There is a bright orange mural that members of the Farmworker Advocacy Network carry around. It depicts field hands laboring at their grueling work. In the lower left corner, dark-skinned arms, chained at the wrist, reach upward.
Nadeen Bir-Zaslow, a member of the group that handles communications for the North Carolina activists, says, “We have a legacy in this country of people not being paid for their work or being treated as less than human. We’re still working on that.”
They have their work cut out for them. North Carolina is considered among the most unfriendly states for workers in the United States. Farm and poultry laborers might be the most unappreciated and vulnerable.
The Farmworker Advocacy Network, based in Durham, is a coalition of 19 groups, from Bir-Zaslow’s Student Action With Farmworkers (SAF) to Legal Aid of N.C., the N.C. Farmworkers’ Project, the N.C. Justice Center’s Immigrants Legal Assistance Project and many more.

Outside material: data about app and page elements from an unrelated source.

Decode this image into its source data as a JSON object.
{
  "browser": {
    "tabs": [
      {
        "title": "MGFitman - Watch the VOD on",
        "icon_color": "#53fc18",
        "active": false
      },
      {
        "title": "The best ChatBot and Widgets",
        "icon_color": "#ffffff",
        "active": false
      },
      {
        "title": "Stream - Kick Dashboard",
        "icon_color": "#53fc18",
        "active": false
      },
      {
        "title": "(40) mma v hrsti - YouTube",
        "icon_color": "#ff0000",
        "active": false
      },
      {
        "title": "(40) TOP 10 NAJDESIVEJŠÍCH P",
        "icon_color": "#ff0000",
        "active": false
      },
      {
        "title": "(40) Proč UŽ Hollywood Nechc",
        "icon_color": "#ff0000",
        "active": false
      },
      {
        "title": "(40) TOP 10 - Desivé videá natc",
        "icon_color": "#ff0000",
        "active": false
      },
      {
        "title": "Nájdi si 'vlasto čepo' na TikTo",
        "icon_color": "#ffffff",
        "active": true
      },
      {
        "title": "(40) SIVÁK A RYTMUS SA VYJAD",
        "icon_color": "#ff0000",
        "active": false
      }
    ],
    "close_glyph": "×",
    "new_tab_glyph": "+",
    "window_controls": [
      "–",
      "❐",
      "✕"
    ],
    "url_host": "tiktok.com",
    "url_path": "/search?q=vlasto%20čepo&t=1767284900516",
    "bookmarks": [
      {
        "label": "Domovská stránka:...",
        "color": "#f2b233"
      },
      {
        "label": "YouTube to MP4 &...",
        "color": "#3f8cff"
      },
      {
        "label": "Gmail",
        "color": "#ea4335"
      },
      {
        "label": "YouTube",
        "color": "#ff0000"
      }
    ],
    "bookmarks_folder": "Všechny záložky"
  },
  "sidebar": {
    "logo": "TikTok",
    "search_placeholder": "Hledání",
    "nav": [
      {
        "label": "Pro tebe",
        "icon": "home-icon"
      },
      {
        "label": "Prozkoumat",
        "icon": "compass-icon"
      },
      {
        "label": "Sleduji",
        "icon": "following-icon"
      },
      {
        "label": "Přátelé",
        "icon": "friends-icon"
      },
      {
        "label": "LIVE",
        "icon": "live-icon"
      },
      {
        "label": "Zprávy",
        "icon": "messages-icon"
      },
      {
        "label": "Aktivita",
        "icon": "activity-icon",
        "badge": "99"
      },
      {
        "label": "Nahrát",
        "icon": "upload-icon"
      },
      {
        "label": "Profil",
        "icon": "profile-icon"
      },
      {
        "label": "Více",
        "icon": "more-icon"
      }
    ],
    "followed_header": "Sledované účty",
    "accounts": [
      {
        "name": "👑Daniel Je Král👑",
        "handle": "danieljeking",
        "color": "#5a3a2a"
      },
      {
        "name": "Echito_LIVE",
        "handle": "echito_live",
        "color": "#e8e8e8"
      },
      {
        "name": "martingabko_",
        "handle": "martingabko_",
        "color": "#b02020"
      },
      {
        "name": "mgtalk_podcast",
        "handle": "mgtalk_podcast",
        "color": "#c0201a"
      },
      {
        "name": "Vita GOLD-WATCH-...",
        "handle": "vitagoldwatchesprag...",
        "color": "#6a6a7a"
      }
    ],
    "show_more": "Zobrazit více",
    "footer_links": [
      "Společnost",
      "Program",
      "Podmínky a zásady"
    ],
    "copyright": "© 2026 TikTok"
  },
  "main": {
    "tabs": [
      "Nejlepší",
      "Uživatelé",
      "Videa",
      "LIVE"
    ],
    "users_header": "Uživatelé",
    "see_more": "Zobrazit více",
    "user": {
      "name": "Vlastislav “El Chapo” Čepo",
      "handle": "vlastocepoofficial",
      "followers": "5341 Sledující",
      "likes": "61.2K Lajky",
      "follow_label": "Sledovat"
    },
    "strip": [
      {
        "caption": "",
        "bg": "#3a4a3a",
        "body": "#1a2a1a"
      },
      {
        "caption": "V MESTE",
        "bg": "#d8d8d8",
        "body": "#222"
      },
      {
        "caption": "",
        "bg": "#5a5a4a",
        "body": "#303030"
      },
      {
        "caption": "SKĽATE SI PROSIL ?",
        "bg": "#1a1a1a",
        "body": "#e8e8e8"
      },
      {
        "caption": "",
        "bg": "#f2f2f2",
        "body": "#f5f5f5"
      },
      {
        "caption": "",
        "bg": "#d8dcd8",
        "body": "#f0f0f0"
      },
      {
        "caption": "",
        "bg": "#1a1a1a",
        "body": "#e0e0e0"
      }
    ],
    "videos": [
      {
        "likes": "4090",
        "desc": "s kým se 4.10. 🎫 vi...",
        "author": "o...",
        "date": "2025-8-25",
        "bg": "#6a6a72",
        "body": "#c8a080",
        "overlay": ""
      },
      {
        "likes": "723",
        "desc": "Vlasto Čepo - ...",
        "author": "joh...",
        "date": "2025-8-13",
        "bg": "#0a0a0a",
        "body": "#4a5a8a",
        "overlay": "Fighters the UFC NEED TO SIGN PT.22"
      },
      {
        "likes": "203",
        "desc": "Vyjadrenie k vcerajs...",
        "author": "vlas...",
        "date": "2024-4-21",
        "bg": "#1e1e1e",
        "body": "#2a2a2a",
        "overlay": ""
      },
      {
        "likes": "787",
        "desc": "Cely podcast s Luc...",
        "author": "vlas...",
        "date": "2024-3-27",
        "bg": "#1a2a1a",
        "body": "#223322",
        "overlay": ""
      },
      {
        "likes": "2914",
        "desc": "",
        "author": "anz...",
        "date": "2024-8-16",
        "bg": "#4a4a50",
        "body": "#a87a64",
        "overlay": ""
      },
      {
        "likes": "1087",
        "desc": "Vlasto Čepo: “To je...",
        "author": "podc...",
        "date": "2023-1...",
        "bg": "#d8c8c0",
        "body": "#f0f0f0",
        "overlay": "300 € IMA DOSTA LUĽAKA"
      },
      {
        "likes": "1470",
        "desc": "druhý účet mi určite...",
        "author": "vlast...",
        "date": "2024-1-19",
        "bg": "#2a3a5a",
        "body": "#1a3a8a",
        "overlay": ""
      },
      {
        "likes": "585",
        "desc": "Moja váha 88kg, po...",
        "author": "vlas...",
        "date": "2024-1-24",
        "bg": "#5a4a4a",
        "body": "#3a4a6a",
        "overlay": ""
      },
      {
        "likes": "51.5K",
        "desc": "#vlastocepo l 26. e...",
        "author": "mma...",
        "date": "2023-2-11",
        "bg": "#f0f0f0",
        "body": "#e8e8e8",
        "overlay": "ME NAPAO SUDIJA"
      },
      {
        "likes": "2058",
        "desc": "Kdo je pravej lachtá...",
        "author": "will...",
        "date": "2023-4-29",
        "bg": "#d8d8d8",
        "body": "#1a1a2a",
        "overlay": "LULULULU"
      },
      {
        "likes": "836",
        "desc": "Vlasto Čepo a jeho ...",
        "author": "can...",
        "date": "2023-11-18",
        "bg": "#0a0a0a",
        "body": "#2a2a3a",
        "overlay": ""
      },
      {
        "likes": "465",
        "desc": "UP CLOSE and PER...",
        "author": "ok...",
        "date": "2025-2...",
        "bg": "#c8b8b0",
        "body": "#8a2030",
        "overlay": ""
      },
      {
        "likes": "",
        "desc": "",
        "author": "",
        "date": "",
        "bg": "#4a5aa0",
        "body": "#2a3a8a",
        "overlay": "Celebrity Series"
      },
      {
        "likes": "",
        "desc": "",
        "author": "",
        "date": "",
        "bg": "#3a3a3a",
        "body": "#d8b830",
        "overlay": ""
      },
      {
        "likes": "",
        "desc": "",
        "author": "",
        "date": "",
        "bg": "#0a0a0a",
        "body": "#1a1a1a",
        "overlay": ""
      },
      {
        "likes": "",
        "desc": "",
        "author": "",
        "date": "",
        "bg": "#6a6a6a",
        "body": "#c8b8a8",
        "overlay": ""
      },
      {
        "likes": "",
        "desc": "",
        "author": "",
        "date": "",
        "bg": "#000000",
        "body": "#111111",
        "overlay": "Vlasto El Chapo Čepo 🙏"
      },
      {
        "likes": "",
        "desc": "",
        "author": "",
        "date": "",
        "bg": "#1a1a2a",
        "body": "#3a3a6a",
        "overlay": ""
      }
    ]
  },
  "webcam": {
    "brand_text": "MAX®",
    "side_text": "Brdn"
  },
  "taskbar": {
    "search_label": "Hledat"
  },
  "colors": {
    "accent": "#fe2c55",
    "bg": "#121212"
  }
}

“The reality is we don’t have enough resources,” says Melinda Wiggins, SAF’s executive director and a network member. “But when we work together, we can get more done. We can be more effective about strategizing.”